Each record, exactly as written, should be printed again.

Page and application data records
*** Begin section ***
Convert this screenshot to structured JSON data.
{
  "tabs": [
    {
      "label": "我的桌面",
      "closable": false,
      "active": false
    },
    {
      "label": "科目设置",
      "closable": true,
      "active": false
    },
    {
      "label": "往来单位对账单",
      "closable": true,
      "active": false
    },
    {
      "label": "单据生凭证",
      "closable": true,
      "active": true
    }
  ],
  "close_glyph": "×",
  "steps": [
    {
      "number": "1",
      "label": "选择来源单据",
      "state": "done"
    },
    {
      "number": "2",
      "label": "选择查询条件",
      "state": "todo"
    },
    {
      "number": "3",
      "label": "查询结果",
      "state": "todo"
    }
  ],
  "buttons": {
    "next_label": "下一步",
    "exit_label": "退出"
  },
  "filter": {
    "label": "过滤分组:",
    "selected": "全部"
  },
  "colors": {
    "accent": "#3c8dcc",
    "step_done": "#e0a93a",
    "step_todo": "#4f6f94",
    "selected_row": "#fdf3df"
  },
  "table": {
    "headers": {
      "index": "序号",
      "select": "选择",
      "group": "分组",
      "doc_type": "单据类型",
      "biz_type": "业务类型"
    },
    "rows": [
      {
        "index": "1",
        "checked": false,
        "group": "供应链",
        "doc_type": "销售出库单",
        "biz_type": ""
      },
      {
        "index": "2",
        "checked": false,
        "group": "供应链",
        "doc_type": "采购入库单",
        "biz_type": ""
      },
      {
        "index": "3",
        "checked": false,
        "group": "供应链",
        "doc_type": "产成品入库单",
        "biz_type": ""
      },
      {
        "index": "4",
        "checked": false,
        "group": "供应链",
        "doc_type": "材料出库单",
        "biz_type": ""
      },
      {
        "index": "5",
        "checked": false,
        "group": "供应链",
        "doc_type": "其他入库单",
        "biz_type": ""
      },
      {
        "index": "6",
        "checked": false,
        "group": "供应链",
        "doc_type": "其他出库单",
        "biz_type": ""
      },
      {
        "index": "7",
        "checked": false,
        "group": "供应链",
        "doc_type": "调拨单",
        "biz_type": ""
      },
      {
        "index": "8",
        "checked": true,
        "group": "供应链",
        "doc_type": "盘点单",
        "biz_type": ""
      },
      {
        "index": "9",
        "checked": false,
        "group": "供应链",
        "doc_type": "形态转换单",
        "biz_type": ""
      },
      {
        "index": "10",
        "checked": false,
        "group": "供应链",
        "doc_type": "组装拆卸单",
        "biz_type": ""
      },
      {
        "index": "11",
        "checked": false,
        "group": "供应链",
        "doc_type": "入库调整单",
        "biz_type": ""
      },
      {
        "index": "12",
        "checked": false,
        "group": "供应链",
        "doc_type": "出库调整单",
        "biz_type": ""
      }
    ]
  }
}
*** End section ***
SOLUTION:
Convert this screenshot to structured JSON data.
{
  "tabs": [
    {
      "label": "我的桌面",
      "closable": false,
      "active": false
    },
    {
      "label": "科目设置",
      "closable": true,
      "active": false
    },
    {
      "label": "往来单位对账单",
      "closable": true,
      "active": false
    },
    {
      "label": "单据生凭证",
      "closable": true,
      "active": true
    }
  ],
  "close_glyph": "×",
  "steps": [
    {
      "number": "1",
      "label": "选择来源单据",
      "state": "done"
    },
    {
      "number": "2",
      "label": "选择查询条件",
      "state": "todo"
    },
    {
      "number": "3",
      "label": "查询结果",
      "state": "todo"
    }
  ],
  "buttons": {
    "next_label": "下一步",
    "exit_label": "退出"
  },
  "filter": {
    "label": "过滤分组:",
    "selected": "全部"
  },
  "colors": {
    "accent": "#3c8dcc",
    "step_done": "#e0a93a",
    "step_todo": "#4f6f94",
    "selected_row": "#fdf3df"
  },
  "table": {
    "headers": {
      "index": "序号",
      "select": "选择",
      "group": "分组",
      "doc_type": "单据类型",
      "biz_type": "业务类型"
    },
    "rows": [
      {
        "index": "1",
        "checked": false,
        "group": "供应链",
        "doc_type": "销售出库单",
        "biz_type": ""
      },
      {
        "index": "2",
        "checked": false,
        "group": "供应链",
        "doc_type": "采购入库单",
        "biz_type": ""
      },
      {
        "index": "3",
        "checked": false,
        "group": "供应链",
        "doc_type": "产成品入库单",
        "biz_type": ""
      },
      {
        "index": "4",
        "checked": false,
        "group": "供应链",
        "doc_type": "材料出库单",
        "biz_type": ""
      },
      {
        "index": "5",
        "checked": false,
        "group": "供应链",
        "doc_type": "其他入库单",
        "biz_type": ""
      },
      {
        "index": "6",
        "checked": false,
        "group": "供应链",
        "doc_type": "其他出库单",
        "biz_type": ""
      },
      {
        "index": "7",
        "checked": false,
        "group": "供应链",
        "doc_type": "调拨单",
        "biz_type": ""
      },
      {
        "index": "8",
        "checked": true,
        "group": "供应链",
        "doc_type": "盘点单",
        "biz_type": ""
      },
      {
        "index": "9",
        "checked": false,
        "group": "供应链",
        "doc_type": "形态转换单",
        "biz_type": ""
      },
      {
        "index": "10",
        "checked": false,
        "group": "供应链",
        "doc_type": "组装拆卸单",
        "biz_type": ""
      },
      {
        "index": "11",
        "checked": false,
        "group": "供应链",
        "doc_type": "入库调整单",
        "biz_type": ""
      },
      {
        "index": "12",
        "checked": false,
        "group": "供应链",
        "doc_type": "出库调整单",
        "biz_type": ""
      }
    ]
  }
}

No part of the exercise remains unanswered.